Thompson was in the midst of the NBA Finals and loathe to get into a detailed discussion about national team commitments when so much else was going on. But already there were some indications he was going to try and make something work this summer.
Unlike Andrew Wiggins and Nik Stauskas – the only Canadian NBAers healthy and under contract who had formally declined invitations to play – Thompson had kept the door open to the possibility, staying in touch with national team head coach Jay Triano via text and keeping his public comments vague.
With his deal in place and his standout performance in the NBA Finals behind him Thompson is trying to make up for lost time.
“He’s come in, he’s practised hard. He’s been a leader,” said Triano on conference call from Manila. “He’s got a lot of pride. … I told him let’s make it a great year. You’ve got a great contract, you’re an NBA champion, let’s make you an Olympian.
“He said, ‘That’s what I’m here for coach.’”
He joined the team in the Philippines for a few days of practice before the Olympic Qualifying Tournament – one of three being held to determine the final make-up of the Olympic field – which begins Tuesday at 6:30 a.m. ET with a game against Turkey.
Canada is in Group A with Turkey and Senegal. Group B includes France, Philippines and New Zealand. The top two teams in each group advance to the semi-finals where they crossover. The winners of the semi-finals meet in the finals on July 10 with the winners earning one of three remaining spots in the Olympic tournament beginning August 6.
France, ranked fifth in the world, is the presumed favourite and will be bolstered by the late addition of Nicolas Batum, fresh off singing a $120-million contract with the Charlotte Hornets. They will also have NBAers Tony Parker and Boris Diaw of the San Antonio Spurs.
Much of the story leading up to the tournament has been who among Canada’s deepening pool of NBA players isn’t with the team this summer.
Kelly Olynyk, who scored 36 in the loss to Venezuela, is rehabbing a shoulder injury. Andrew Nicholson and Dwight Powell were free agents who reached contract agreements too late in the process to be added to the Canadian roster. Wiggins and Stauskas each elected to take the summer to work on their skill and fitness heading into their third NBA seasons and have taken their share of public criticism for it.
Thompson doesn’t judge, but thinks people are too quick to criticize.

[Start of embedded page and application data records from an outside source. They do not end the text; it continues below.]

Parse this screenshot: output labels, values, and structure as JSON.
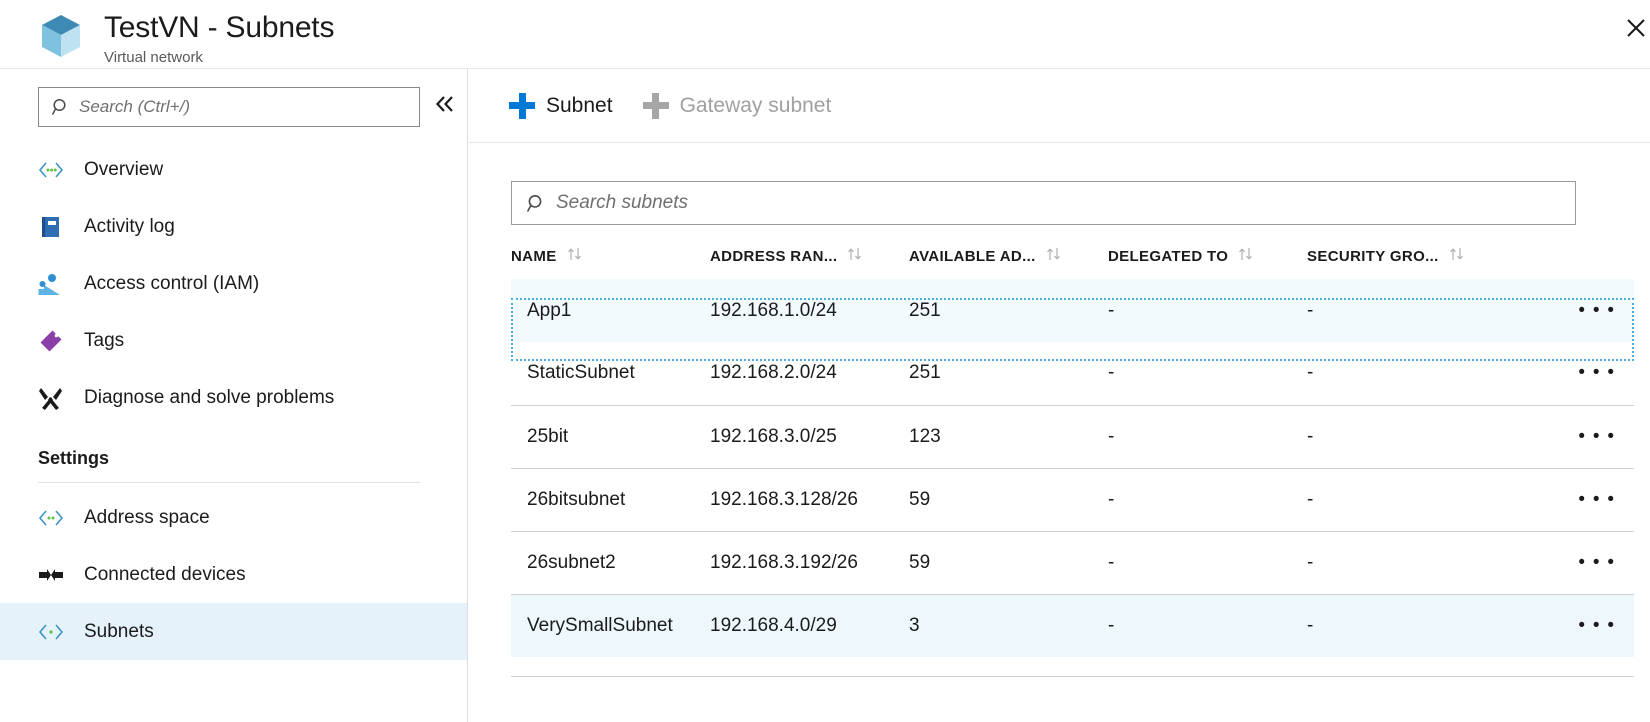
{
  "header": {
    "title": "TestVN - Subnets",
    "subtitle": "Virtual network",
    "resource_icon": "virtual-network-cube-icon",
    "close_icon": "close-icon"
  },
  "sidebar": {
    "search": {
      "placeholder": "Search (Ctrl+/)",
      "value": "",
      "icon": "search-icon"
    },
    "collapse_icon": "chevron-double-left-icon",
    "items": [
      {
        "label": "Overview",
        "icon": "vnet-brackets-icon",
        "active": false
      },
      {
        "label": "Activity log",
        "icon": "activity-log-book-icon",
        "active": false
      },
      {
        "label": "Access control (IAM)",
        "icon": "access-control-people-icon",
        "active": false
      },
      {
        "label": "Tags",
        "icon": "tag-icon",
        "active": false
      },
      {
        "label": "Diagnose and solve problems",
        "icon": "wrench-screwdriver-icon",
        "active": false
      }
    ],
    "settings_header": "Settings",
    "settings_items": [
      {
        "label": "Address space",
        "icon": "vnet-brackets-icon",
        "active": false
      },
      {
        "label": "Connected devices",
        "icon": "connected-devices-icon",
        "active": false
      },
      {
        "label": "Subnets",
        "icon": "vnet-brackets-icon",
        "active": true
      }
    ]
  },
  "toolbar": {
    "add_subnet_label": "Subnet",
    "add_gateway_subnet_label": "Gateway subnet",
    "accent_color": "#0078d4",
    "disabled_color": "#a6a6a6"
  },
  "grid": {
    "search": {
      "placeholder": "Search subnets",
      "value": "",
      "icon": "search-icon"
    },
    "columns": [
      {
        "label": "NAME",
        "sortable": true
      },
      {
        "label": "ADDRESS RAN...",
        "sortable": true
      },
      {
        "label": "AVAILABLE AD...",
        "sortable": true
      },
      {
        "label": "DELEGATED TO",
        "sortable": true
      },
      {
        "label": "SECURITY GRO...",
        "sortable": true
      },
      {
        "label": "",
        "sortable": false
      }
    ],
    "rows": [
      {
        "name": "App1",
        "address_range": "192.168.1.0/24",
        "available_addresses": "251",
        "delegated_to": "-",
        "security_group": "-",
        "menu": "• • •",
        "state": "focused"
      },
      {
        "name": "StaticSubnet",
        "address_range": "192.168.2.0/24",
        "available_addresses": "251",
        "delegated_to": "-",
        "security_group": "-",
        "menu": "• • •",
        "state": "normal"
      },
      {
        "name": "25bit",
        "address_range": "192.168.3.0/25",
        "available_addresses": "123",
        "delegated_to": "-",
        "security_group": "-",
        "menu": "• • •",
        "state": "normal"
      },
      {
        "name": "26bitsubnet",
        "address_range": "192.168.3.128/26",
        "available_addresses": "59",
        "delegated_to": "-",
        "security_group": "-",
        "menu": "• • •",
        "state": "normal"
      },
      {
        "name": "26subnet2",
        "address_range": "192.168.3.192/26",
        "available_addresses": "59",
        "delegated_to": "-",
        "security_group": "-",
        "menu": "• • •",
        "state": "normal"
      },
      {
        "name": "VerySmallSubnet",
        "address_range": "192.168.4.0/29",
        "available_addresses": "3",
        "delegated_to": "-",
        "security_group": "-",
        "menu": "• • •",
        "state": "hovered"
      }
    ]
  },
  "colors": {
    "accent": "#0078d4",
    "nav_active_bg": "#e5f2fa",
    "row_focus_bg": "#f2fafd",
    "row_hover_bg": "#eef7fb",
    "focus_outline": "#4aaee3"
  }
}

“It’s not fair, we have a lot of stuff going on,” he said before making his decision to play. “Obviously you want to represent your country but guys have contractual situations you have to deal with and that stuff is important. That’s how you take care of yourself and your family. It’s tough. Sometimes guys are put in tough situations.
“Everyone has a different reason.”
There’s little doubt that Canada is at the beginning of what should be a special era for the men’s national team (and always worth noting that the women, legitimate medal contenders in Rio, are already where the men want to be). No country besides the United States has as many NBA players as Canada does, and more are on the way – Jamal Murray was the 12th Canadian taken in the first round of the NBA draft in the past five years and the pipeline remains full behind him.
Even with NBA players not in Manila, Canada still has more players from the world’s best league on its roster (five if you include Anthony Bennett) than any other team.
It’s completely reasonable for Canadians to dream about playing the U.S. for a gold medal at the Olympics or World Championships in the next decade or so.
But you have to qualify to compete and Canada isn’t so deep in talent that they can win without some of their best players making sacrifices to participate.
That’s why Thompson’s presence is so important. He could have cited fatigue after the Finals and he didn’t. He could have promised to meet the team in Rio if they made it and he didn’t.
Thompson had good reason to sit out a year ago. What he saw on his phone – a disaster unfolding in slow motion – made him determined to play this summer and hopefully help set Canada’s Olympic dreams in motion even while others in his position are at rest.